Everyone is sleeping, I see the club of Bodhisattva where we/I go/am going. I go seeking for some spiritual nourishment of a very high-quality from all around the world. Which I store safely for later.

I have crystallised power or knowledge in my possession. It is stored safely{Swiss} in my bank.

Am I the one who through my own strength gets others to wake from their slumber within the context of their desire for freedom {drinking}?

I had better hurry to find the personal key to access my bank of knowledge. There are deep implications in this act. I need to be more fluid and have confidence in my abilities.

The temptations of groovy science kit and money have gotten in the way before and I have been side-tracked by them. Watch out for this again!

Date of dream is 2nd of July.

2 – need for humility and understanding or Symbol of Destiny.

7 is guidance or need for guidance.

Given the dream context this is perhaps guidance on my destiny.

Can You Submit a Buddha to the Research Excellence Framework?

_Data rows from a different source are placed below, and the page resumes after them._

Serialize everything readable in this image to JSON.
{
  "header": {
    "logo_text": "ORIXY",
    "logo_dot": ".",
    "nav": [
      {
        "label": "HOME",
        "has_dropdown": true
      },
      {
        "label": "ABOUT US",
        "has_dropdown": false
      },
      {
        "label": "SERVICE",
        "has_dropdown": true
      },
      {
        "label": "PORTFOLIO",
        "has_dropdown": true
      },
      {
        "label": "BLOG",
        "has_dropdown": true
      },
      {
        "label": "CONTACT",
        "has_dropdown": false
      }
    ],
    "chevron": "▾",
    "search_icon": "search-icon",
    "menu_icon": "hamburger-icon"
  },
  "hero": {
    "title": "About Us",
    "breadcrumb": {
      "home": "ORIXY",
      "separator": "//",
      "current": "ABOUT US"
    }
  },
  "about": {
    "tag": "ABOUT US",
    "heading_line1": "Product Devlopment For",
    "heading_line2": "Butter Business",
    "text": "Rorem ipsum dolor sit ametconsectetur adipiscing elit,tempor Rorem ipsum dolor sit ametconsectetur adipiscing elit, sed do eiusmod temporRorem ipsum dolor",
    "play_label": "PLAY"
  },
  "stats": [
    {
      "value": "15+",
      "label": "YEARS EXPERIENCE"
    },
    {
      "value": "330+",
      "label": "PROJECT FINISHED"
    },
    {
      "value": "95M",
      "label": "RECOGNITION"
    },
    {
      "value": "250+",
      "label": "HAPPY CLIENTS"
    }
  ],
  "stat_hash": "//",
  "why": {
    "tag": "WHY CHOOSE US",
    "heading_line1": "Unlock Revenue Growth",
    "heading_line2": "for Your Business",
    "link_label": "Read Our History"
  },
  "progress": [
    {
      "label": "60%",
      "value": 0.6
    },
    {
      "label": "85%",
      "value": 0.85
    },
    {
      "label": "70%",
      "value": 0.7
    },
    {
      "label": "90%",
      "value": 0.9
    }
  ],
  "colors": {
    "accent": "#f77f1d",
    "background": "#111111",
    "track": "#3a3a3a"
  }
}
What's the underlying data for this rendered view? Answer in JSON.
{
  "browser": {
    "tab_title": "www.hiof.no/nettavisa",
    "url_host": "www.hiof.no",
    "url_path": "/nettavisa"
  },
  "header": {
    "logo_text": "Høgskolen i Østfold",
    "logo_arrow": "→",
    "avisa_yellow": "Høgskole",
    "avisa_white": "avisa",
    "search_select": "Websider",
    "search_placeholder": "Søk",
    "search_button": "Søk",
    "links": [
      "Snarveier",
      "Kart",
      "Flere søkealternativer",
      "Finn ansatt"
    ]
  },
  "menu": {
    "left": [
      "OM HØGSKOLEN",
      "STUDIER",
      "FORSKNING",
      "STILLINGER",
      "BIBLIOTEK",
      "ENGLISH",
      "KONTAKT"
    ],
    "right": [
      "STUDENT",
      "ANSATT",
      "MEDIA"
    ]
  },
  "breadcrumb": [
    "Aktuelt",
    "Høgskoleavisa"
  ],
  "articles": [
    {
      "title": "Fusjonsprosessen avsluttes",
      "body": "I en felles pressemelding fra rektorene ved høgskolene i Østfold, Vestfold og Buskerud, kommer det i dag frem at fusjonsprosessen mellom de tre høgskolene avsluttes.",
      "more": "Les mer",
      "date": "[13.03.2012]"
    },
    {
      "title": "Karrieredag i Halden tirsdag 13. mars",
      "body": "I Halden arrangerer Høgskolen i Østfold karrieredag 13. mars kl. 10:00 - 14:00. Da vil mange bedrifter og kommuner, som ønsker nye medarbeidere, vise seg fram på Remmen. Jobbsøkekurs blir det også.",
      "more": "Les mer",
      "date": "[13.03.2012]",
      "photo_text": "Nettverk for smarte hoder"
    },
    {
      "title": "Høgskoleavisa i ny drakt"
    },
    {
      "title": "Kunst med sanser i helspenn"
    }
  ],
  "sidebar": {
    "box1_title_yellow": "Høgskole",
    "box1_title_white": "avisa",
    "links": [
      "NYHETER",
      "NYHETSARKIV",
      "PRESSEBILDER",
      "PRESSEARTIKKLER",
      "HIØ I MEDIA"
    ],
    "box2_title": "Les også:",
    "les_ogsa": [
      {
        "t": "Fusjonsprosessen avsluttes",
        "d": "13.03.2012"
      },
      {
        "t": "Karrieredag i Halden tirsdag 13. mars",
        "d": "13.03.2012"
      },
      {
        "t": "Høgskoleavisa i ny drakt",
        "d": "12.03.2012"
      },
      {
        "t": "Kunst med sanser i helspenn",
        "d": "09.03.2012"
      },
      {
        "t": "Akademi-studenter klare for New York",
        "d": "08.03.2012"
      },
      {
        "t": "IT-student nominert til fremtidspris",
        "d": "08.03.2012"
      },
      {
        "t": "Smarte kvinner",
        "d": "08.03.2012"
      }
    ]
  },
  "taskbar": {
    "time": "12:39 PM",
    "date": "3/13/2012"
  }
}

In the UK it is not uncommon to claim kudos by association, though now Wokery has made this a tad more difficult and perhaps politically dangerous.  If someone famous has lived or worked somewhere it is customary to put up a blue plaque a bit like this.

I have been having an amusing, at least to me, thought stream today.

If for example you were a science and technology university and it transpired that a subsequently recognised Bodhisattva or Tulku had worked at your illustrious institution for a decade, might you wish to highlight this in your PR?

How could you measure provenance before you made this decision?

Clearly you can’t submit the research output of said putative imaginary Bodhisattva to the REF because there are no measurable indicators.

But you might like the warm glow of saying a future Buddha taught here to take the edge of your competitive and mildly aggressive image.

Which might you prefer a blue plaque to yet another Nobel laureate or a blue plaque to a reincarnation, a buddha?

Which has more kudos?

Kind of a weird thought form…

Well, it has been raining a lot today.

Maybe I need to get out more.